Your assignment: Which lines of the material hold the word "JSON"? Copy each one.

━━━ Data supplied ━━━

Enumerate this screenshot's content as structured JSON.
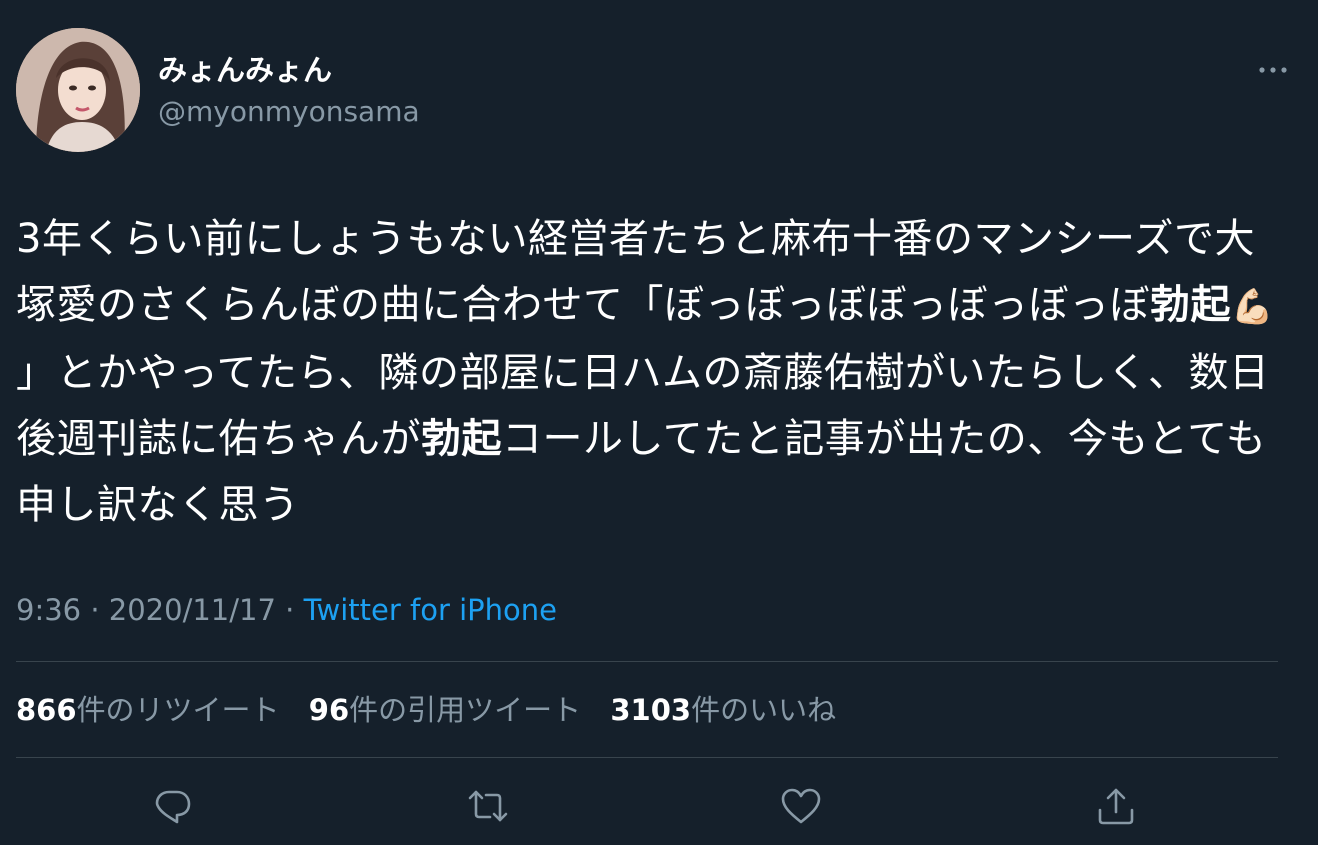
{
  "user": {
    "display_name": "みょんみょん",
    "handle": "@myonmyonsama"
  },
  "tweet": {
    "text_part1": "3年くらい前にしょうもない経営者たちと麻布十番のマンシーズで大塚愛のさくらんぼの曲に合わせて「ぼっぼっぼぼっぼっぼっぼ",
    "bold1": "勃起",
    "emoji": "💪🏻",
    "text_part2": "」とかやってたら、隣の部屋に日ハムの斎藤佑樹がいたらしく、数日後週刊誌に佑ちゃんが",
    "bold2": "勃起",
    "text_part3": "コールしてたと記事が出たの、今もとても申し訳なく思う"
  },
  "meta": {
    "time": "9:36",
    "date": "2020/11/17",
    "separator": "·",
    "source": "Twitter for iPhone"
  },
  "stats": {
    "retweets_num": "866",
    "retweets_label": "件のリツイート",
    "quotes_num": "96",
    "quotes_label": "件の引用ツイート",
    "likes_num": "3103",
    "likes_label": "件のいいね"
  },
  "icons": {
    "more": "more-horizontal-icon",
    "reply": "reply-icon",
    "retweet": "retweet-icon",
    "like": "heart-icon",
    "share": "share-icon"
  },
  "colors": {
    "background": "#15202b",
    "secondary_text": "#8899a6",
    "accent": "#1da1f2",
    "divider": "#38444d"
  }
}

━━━
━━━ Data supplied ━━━

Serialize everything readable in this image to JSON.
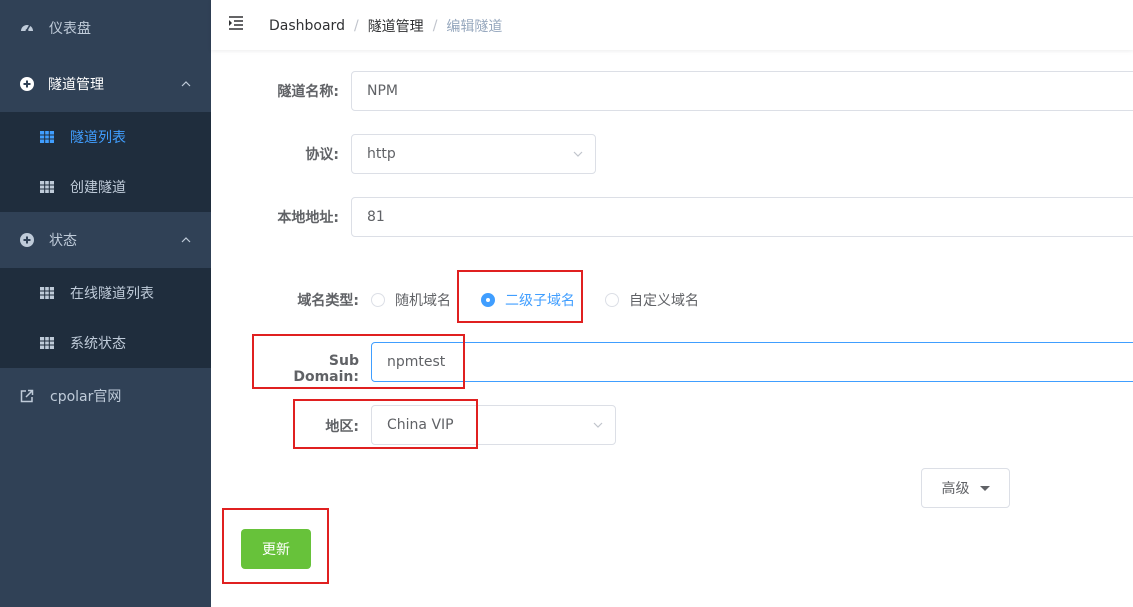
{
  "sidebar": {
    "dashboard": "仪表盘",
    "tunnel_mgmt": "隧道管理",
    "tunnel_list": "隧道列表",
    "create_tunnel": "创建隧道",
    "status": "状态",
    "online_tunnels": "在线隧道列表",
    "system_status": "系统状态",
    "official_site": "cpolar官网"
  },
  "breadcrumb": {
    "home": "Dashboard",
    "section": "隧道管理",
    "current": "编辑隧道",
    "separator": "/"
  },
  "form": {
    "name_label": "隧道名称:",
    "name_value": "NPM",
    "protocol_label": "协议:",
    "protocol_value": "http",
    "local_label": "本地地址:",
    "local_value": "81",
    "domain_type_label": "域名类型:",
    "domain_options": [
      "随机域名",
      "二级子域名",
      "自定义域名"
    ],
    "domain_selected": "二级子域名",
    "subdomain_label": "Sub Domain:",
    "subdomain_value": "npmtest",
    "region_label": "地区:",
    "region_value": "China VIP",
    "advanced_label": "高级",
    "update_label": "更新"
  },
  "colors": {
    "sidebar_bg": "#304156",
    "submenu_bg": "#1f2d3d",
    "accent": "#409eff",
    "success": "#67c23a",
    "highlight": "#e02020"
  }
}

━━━

Output for this task:
Enumerate this screenshot's content as structured JSON.
Serialize everything readable in this image to JSON.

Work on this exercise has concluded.